PublicationsEdit

  • Blood and Honey: A Balkan War Journal. TV Books, 2001. ISBN 978-1575001357.
  • Afghanistan: On the Road to Kabul. New York: de.MO, 2002. ISBN 978-0970576859.
  • Haiti: 12 January 2010. New York: de.MO, 2010. ISBN 978-0982590812. 16 posters folded and boxed.
  • Lost Rolls. Blurb Publishing, 2015. ISBN 978-1320998840.

Solo exhibitionsEdit

  • Images of War, Perpignan, France (1995); Fotofusion, Palm Beach, FL (1996); The Newseum, New York, NY (1997); International Festival of Photojournalism, Gijon, Spain (1999); The Council on Foreign Relations, New York, NY (1999); Bayeux, France (2001)
  • Afghanistan: The Road to Kabul, Grazia Neri, Milan, Italy (2002); 92nd Street Y, New York, NY (2002)
  • Blood and Honey: A Balkan War Journal, Saba Gallery, New York, NY (2000); National Gallery, Sarajevo, Bosnia and Herzegovina (2000); Skopje Cultural Museum, Skopje, Macedonia (2001); Freedom Forum, London, England (2001); Rex Cultural House, Belgrade, Serbia (2002); Queen's Museum, Belfast, Northern Ireland (2005); Southeast Museum of Photography, Daytona Beach, FL (2005); War Photo Museum, Dubrovnik, Croatia (2003-2013)
  • Children of Darfur, The United Nations, New York, NY (2005); University of California, Los Angeles, CA (2006); International Human Rights Film Festival, New Orleans, LA (2008); San Francisco Mission Cultural Center, San Francisco, CA (2008)
  • Haiti: January 12, 2010, VII Gallery, New York, NY (2010); Fovea Gallery, New York, NY (2010)

ReferencesEdit
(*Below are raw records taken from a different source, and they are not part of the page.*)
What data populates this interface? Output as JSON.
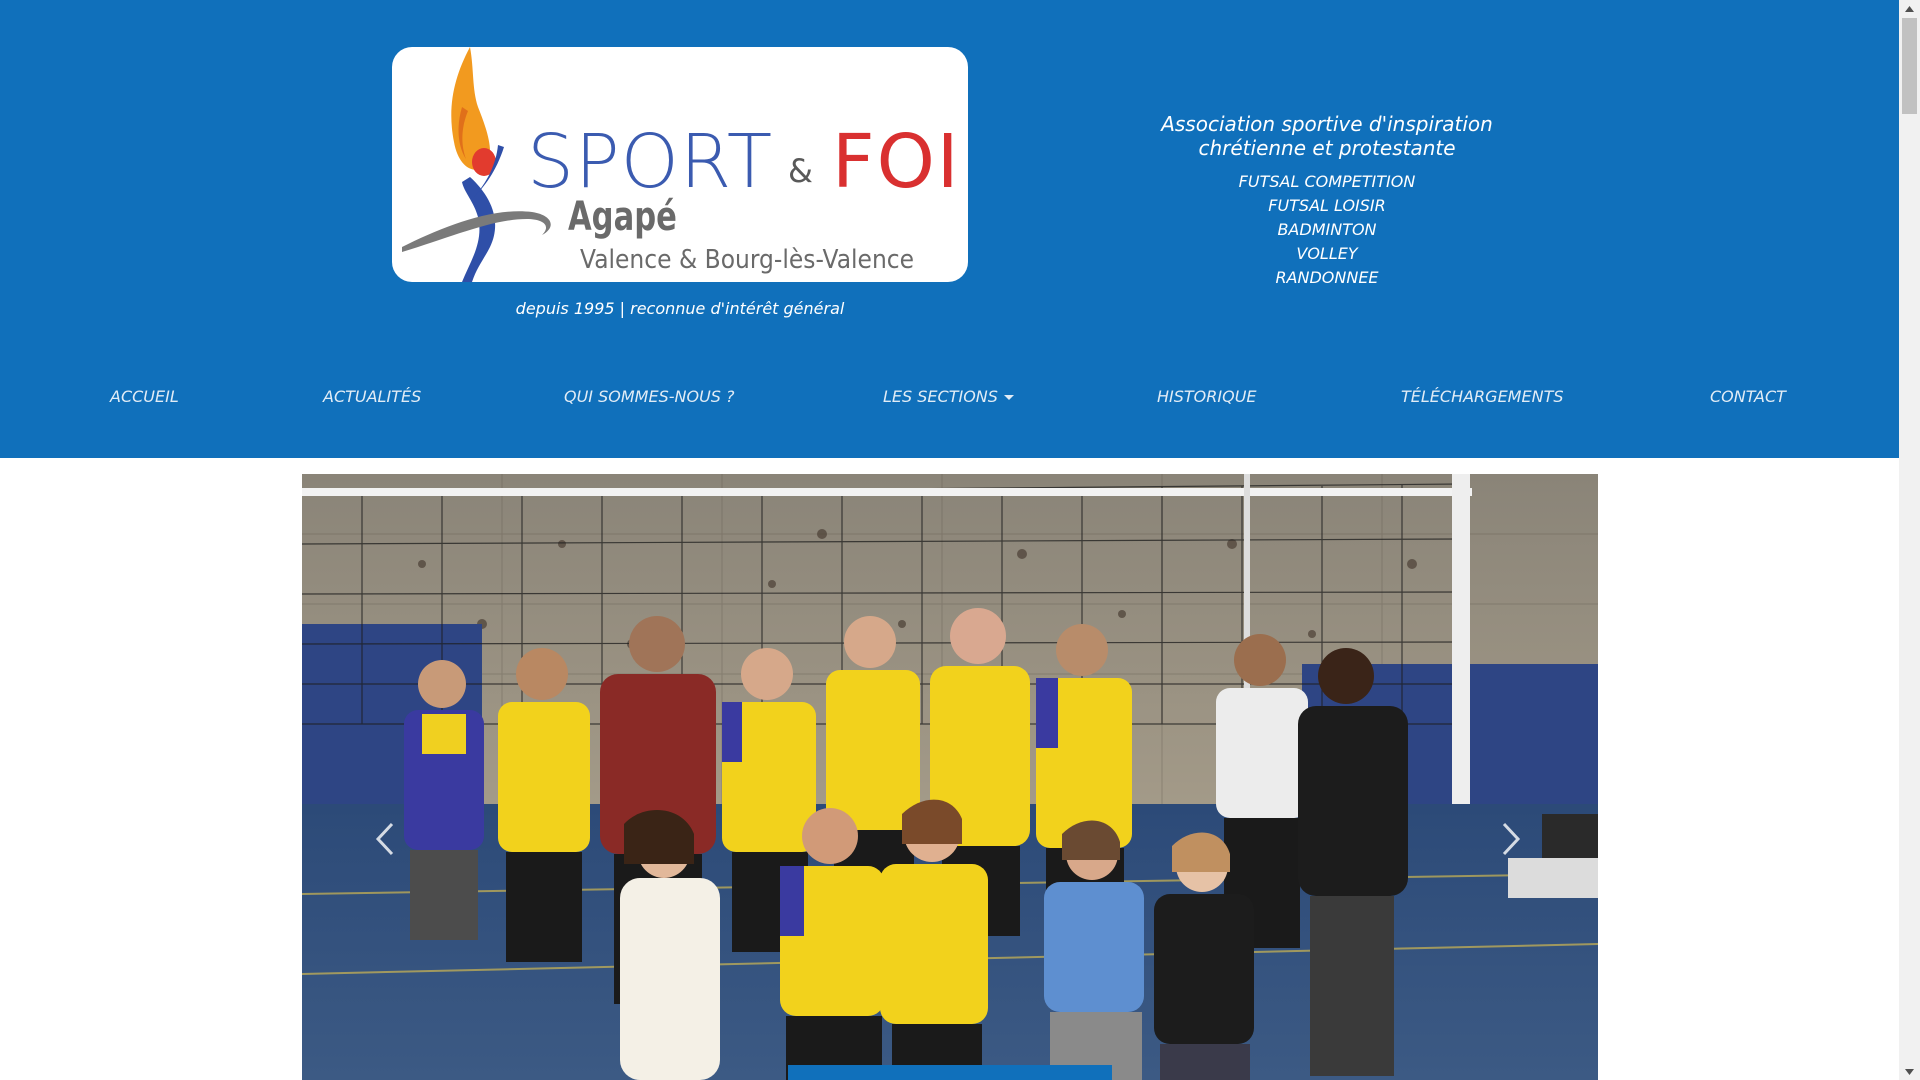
{
  "header": {
    "logo": {
      "sport": "SPORT",
      "amp": "&",
      "foi": "FOI",
      "agape": "Agapé",
      "city": "Valence & Bourg-lès-Valence"
    },
    "tagline": "depuis 1995 | reconnue d'intérêt général",
    "association": {
      "title_line1": "Association sportive d'inspiration",
      "title_line2": "chrétienne et protestante",
      "sections": [
        "FUTSAL COMPETITION",
        "FUTSAL LOISIR",
        "BADMINTON",
        "VOLLEY",
        "RANDONNEE"
      ]
    }
  },
  "nav": {
    "items": [
      "ACCUEIL",
      "ACTUALITÉS",
      "QUI SOMMES-NOUS ?",
      "LES SECTIONS",
      "HISTORIQUE",
      "TÉLÉCHARGEMENTS",
      "CONTACT"
    ]
  },
  "colors": {
    "brand_blue": "#1070bb",
    "logo_blue": "#3b5bb0",
    "logo_red": "#d93030",
    "logo_orange": "#f29a1f"
  },
  "carousel": {
    "prev_icon": "chevron-left-icon",
    "next_icon": "chevron-right-icon"
  }
}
  1. ^ "Photokina, Part II: Photokina Masterpieces by Horst Faas - The Digital Journalist". digitaljournalist.org.
  2. ^ "Ron Haviv Profile".
  3. ^ Witness to Balkans bloodshed BBC News; 24 May 2001.
  4. ^ "Video: Blood on the grass". Need to Know | PBS. September 20, 2011.
  5. ^ "Ron Haviv: The Impotence Of Authority". Digital Photo Pro.
  6. ^ "Ron Haviv | CongoWomen".
  7. ^ a b "@VIIphoto agency, Ron Haviv and the world's two largest arms producers". duckrabbit. 26 May 2012. Retrieved 2020-06-22.
  8. ^ "Photo agencies and ethics: the individual and the collective". David Campbell. 12 June 2012. Retrieved 2020-06-22.
  9. ^ "Conscientious". jmcolberg.com. Retrieved 2020-06-22.
  10. ^ "Let's play spot the difference with @ronhaviv and @VIIphoto". duckrabbit. 19 July 2012. Retrieved 2020-06-22.

External linksEdit

  • Official website
  • VII Photo Agency